To understand why I don’t believe that interpreting the Bible in this way is legitimate, let us consider a couple of wacky evangelists. One decides that he is going to be a “fool for Christ” and he dodges cars in the middle of a busy freeway at rush hour while holding a sign that says, “Repent for the end of the world is at hand.” Another one decides that he is going to teach a vital saying of Christ and he stands on the street corner preaching the vital truth that Jesus had temporary wings when he spoke in Jerusalem:
Jerusalem, Jerusalem, you who kill the prophets and stone those sent to you, how often I have longed to gather your children together, as a hen gathers her chicks under her wings, and you were not willing. (Luke 13:34)
Now both of these wacky evangelists will get a lot of people calling them “fools”, but does this mean that they are racking up treasure in Heaven? I don’t think so. I think being a fool for Christ does not mean doing things that are ridiculous, but having other people believe that you are a fool because you believe in the necessity and power of the cross of Jesus Christ. As far as I am concerned, just being a fool is not at all profitable, but to each his own.

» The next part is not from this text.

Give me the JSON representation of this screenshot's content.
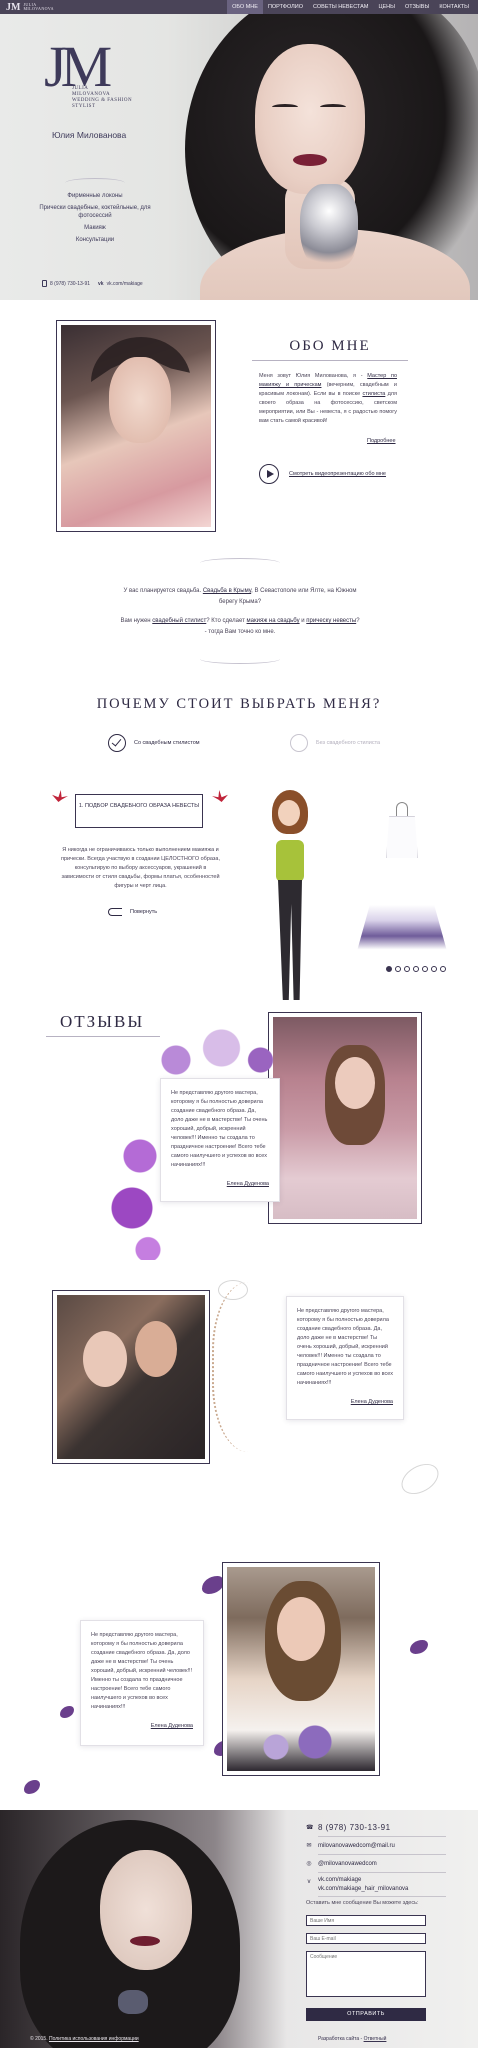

For the message of the cross is foolishness to those who are perishing, but to us who are being saved it is the power of God. (1 Corinthians 1:18)
The Ministry of Tearing Down Other Christians
As I go through the internet, I find a number of Christians who seem to believe that they have the ministry of “standing for the truth” by tearing down other Christians. While I will respect a person like Jacob Prasch who rebukes error in addition to reaching out to those who do not believe, I cannot respect a Christian who, safe and secure in their armchair, quarterbacks other Christians as to how to witness to those who are lost. To these Christians I would offer some simple advice. Take your view of the Bible out to the world and see how long you last and how effective you are before you criticize those of us who try to make sense of the Bible before we share it with others. Beware the temptation to hate and despise those to whom you are preaching for their wicked rejection of your understanding, however, lest you become like the members of Westboro Baptist Church.